Though still being studied to make sure they don’t negatively impact native insects, there is hope that the flies may be the missing link in the biological control of adelgids — and the long-term strategy for saving hemlocks.
“It looks promising because it nails the part of the life cycle [beetles] don’t get to,” said Donald Eggen, forest health supervisor for the Pennsylvania Bureau of Forestry.
“The great hope is that the silver flies paired with [the beetles] is the one-two punch,” said David Mausel, a regional entomologist with the U.S. Forest Service.
Optimism also is buoyed by experiments with healthy hemlocks found in New Jersey among an otherwise devastated hemlock grove infected for more than 30 years.
In 2015, trees grown from cuttings of those healthy trees, as well as from presumably susceptible hemlocks, were planted in the wild next to infested forests in seven states, including Pennsylvania, Maryland, New York and West Virginia. After four years of observation, scientists reported that 96% of the “bulletproof” trees survived, compared with only 48% of susceptible trees. The resistant trees also grew faster and retained more foliage.
Though some scientists want to grow more test trees and perform more monitoring, many in the fight to save hemlocks think that adelgid-resistant trees could eventually help reforest stricken stands.
Similar tests have started in Virginia’s James River State Park.
Another recent development is the successful production of a hybrid hemlock by crossing adelgid-resistant hemlocks from China with native Carolina hemlocks (T. Caroliniana), which grow in the southern Appalachians, including parts of Virginia.

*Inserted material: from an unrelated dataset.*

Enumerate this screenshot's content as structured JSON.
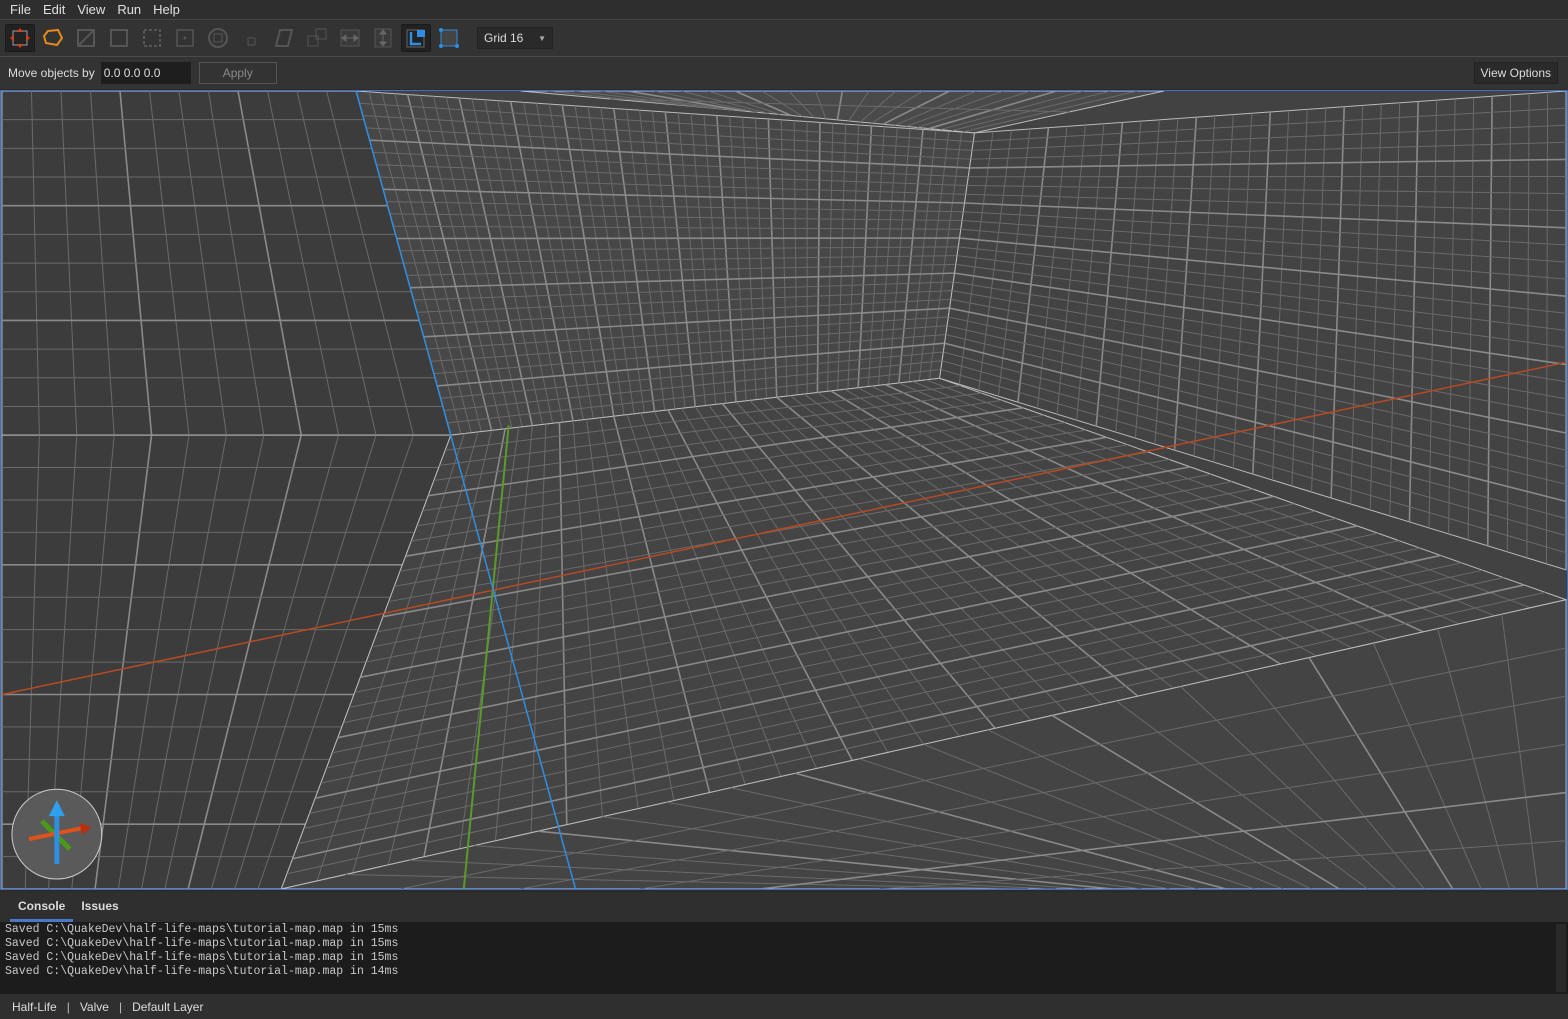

Greenhouse trials of the hybrid occurred at the U.S. Department of Agriculture’s Beltsville Agricultural Research Center in Maryland. Now research is focused on determining if the hybrids will grow in the more northerly range of the eastern hemlock. Attempts to cross Chinese hemlocks with eastern hemlocks were not successful.

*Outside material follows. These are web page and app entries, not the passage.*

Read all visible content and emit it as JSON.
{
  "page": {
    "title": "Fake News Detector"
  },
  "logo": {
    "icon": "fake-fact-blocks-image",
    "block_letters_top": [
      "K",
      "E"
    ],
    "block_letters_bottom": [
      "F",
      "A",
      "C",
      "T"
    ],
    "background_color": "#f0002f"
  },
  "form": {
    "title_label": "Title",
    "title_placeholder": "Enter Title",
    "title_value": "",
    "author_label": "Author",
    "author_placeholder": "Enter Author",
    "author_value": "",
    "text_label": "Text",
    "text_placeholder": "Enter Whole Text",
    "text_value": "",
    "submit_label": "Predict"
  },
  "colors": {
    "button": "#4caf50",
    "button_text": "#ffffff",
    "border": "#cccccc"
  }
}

Scientists warn that the main use of these hybrids may be on residential land. Most nurseries don’t sell eastern hemlocks anymore because of the risk of infection.
And because the hybrids grow slowly and must be reproduced from cuttings, they may not play a major role in restoring hemlock forests. And in those wild settings, Salom said, “You want the eastern hemlock. It’s just not the same tree.”

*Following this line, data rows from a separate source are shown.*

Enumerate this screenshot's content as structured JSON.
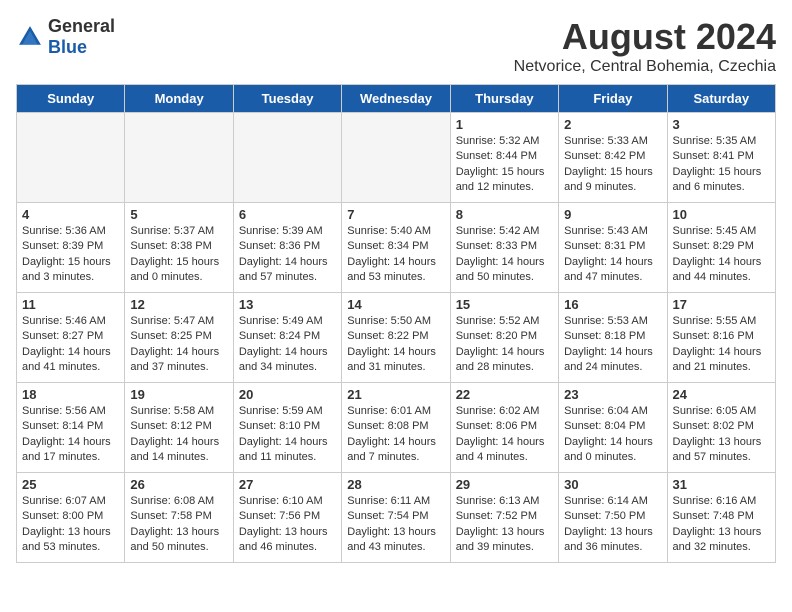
{
  "header": {
    "logo_general": "General",
    "logo_blue": "Blue",
    "month_title": "August 2024",
    "location": "Netvorice, Central Bohemia, Czechia"
  },
  "days_of_week": [
    "Sunday",
    "Monday",
    "Tuesday",
    "Wednesday",
    "Thursday",
    "Friday",
    "Saturday"
  ],
  "weeks": [
    [
      {
        "day": "",
        "empty": true
      },
      {
        "day": "",
        "empty": true
      },
      {
        "day": "",
        "empty": true
      },
      {
        "day": "",
        "empty": true
      },
      {
        "day": "1",
        "sunrise": "5:32 AM",
        "sunset": "8:44 PM",
        "daylight": "15 hours and 12 minutes."
      },
      {
        "day": "2",
        "sunrise": "5:33 AM",
        "sunset": "8:42 PM",
        "daylight": "15 hours and 9 minutes."
      },
      {
        "day": "3",
        "sunrise": "5:35 AM",
        "sunset": "8:41 PM",
        "daylight": "15 hours and 6 minutes."
      }
    ],
    [
      {
        "day": "4",
        "sunrise": "5:36 AM",
        "sunset": "8:39 PM",
        "daylight": "15 hours and 3 minutes."
      },
      {
        "day": "5",
        "sunrise": "5:37 AM",
        "sunset": "8:38 PM",
        "daylight": "15 hours and 0 minutes."
      },
      {
        "day": "6",
        "sunrise": "5:39 AM",
        "sunset": "8:36 PM",
        "daylight": "14 hours and 57 minutes."
      },
      {
        "day": "7",
        "sunrise": "5:40 AM",
        "sunset": "8:34 PM",
        "daylight": "14 hours and 53 minutes."
      },
      {
        "day": "8",
        "sunrise": "5:42 AM",
        "sunset": "8:33 PM",
        "daylight": "14 hours and 50 minutes."
      },
      {
        "day": "9",
        "sunrise": "5:43 AM",
        "sunset": "8:31 PM",
        "daylight": "14 hours and 47 minutes."
      },
      {
        "day": "10",
        "sunrise": "5:45 AM",
        "sunset": "8:29 PM",
        "daylight": "14 hours and 44 minutes."
      }
    ],
    [
      {
        "day": "11",
        "sunrise": "5:46 AM",
        "sunset": "8:27 PM",
        "daylight": "14 hours and 41 minutes."
      },
      {
        "day": "12",
        "sunrise": "5:47 AM",
        "sunset": "8:25 PM",
        "daylight": "14 hours and 37 minutes."
      },
      {
        "day": "13",
        "sunrise": "5:49 AM",
        "sunset": "8:24 PM",
        "daylight": "14 hours and 34 minutes."
      },
      {
        "day": "14",
        "sunrise": "5:50 AM",
        "sunset": "8:22 PM",
        "daylight": "14 hours and 31 minutes."
      },
      {
        "day": "15",
        "sunrise": "5:52 AM",
        "sunset": "8:20 PM",
        "daylight": "14 hours and 28 minutes."
      },
      {
        "day": "16",
        "sunrise": "5:53 AM",
        "sunset": "8:18 PM",
        "daylight": "14 hours and 24 minutes."
      },
      {
        "day": "17",
        "sunrise": "5:55 AM",
        "sunset": "8:16 PM",
        "daylight": "14 hours and 21 minutes."
      }
    ],
    [
      {
        "day": "18",
        "sunrise": "5:56 AM",
        "sunset": "8:14 PM",
        "daylight": "14 hours and 17 minutes."
      },
      {
        "day": "19",
        "sunrise": "5:58 AM",
        "sunset": "8:12 PM",
        "daylight": "14 hours and 14 minutes."
      },
      {
        "day": "20",
        "sunrise": "5:59 AM",
        "sunset": "8:10 PM",
        "daylight": "14 hours and 11 minutes."
      },
      {
        "day": "21",
        "sunrise": "6:01 AM",
        "sunset": "8:08 PM",
        "daylight": "14 hours and 7 minutes."
      },
      {
        "day": "22",
        "sunrise": "6:02 AM",
        "sunset": "8:06 PM",
        "daylight": "14 hours and 4 minutes."
      },
      {
        "day": "23",
        "sunrise": "6:04 AM",
        "sunset": "8:04 PM",
        "daylight": "14 hours and 0 minutes."
      },
      {
        "day": "24",
        "sunrise": "6:05 AM",
        "sunset": "8:02 PM",
        "daylight": "13 hours and 57 minutes."
      }
    ],
    [
      {
        "day": "25",
        "sunrise": "6:07 AM",
        "sunset": "8:00 PM",
        "daylight": "13 hours and 53 minutes."
      },
      {
        "day": "26",
        "sunrise": "6:08 AM",
        "sunset": "7:58 PM",
        "daylight": "13 hours and 50 minutes."
      },
      {
        "day": "27",
        "sunrise": "6:10 AM",
        "sunset": "7:56 PM",
        "daylight": "13 hours and 46 minutes."
      },
      {
        "day": "28",
        "sunrise": "6:11 AM",
        "sunset": "7:54 PM",
        "daylight": "13 hours and 43 minutes."
      },
      {
        "day": "29",
        "sunrise": "6:13 AM",
        "sunset": "7:52 PM",
        "daylight": "13 hours and 39 minutes."
      },
      {
        "day": "30",
        "sunrise": "6:14 AM",
        "sunset": "7:50 PM",
        "daylight": "13 hours and 36 minutes."
      },
      {
        "day": "31",
        "sunrise": "6:16 AM",
        "sunset": "7:48 PM",
        "daylight": "13 hours and 32 minutes."
      }
    ]
  ],
  "labels": {
    "sunrise": "Sunrise:",
    "sunset": "Sunset:",
    "daylight": "Daylight:"
  }
}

A loss that hits hard
Aesthetically, the loss of stately eastern hemlocks would be missed. But the biggest impact would be on the environment. Their deep shade, cool temperatures, water-cleansing ability and slowly decomposing trunks create unique microclimates.
It’s a critical habitat for many terrestrial and aquatic species. Nearly 96 bird species and 47 mammal species are tied to hemlock forests, not to mention insects and amphibians like salamanders. There are unique lichen and plant communities that dwell among the hemlocks.
And wild trout. Because hemlocks store and slowly release water, scientists warn that marginally coldwater streams may dry up if they lose their hemlock buffer.
Attempts to replace dead hemlocks with fir, spruce and pine trees, or rhododendrons, have proven that they are inadequate substitutes. “It’s got a specialized niche in our forest that is irreplaceable,” Salom said.
If being attacked by insects isn’t enough, warming global temperatures are another threat to hemlocks, because cold weather helps to kill off adelgids.
Those involved in fighting for hemlocks’ survival often harbor a soft spot for the tree.
“It’s way more than a timber species,” stressed Mausel of the U.S. Forest Service, who considers hemlocks important for everything from holding tree stands for hunting to writing poetry. “The U.S. Forest Service remains committed to the sustainability of hemlocks, and the next 20 years are as important as the last 20 years.”
Eggen added, “When you walk through a hemlock forest, you are experiencing a unique habitat that is only found in a hemlock forest. Many of those large hemlocks are hundreds of years old. It’s like walking through history. “When you walk through a place like that, I know why we do what we do. This is what I’m trying to protect.”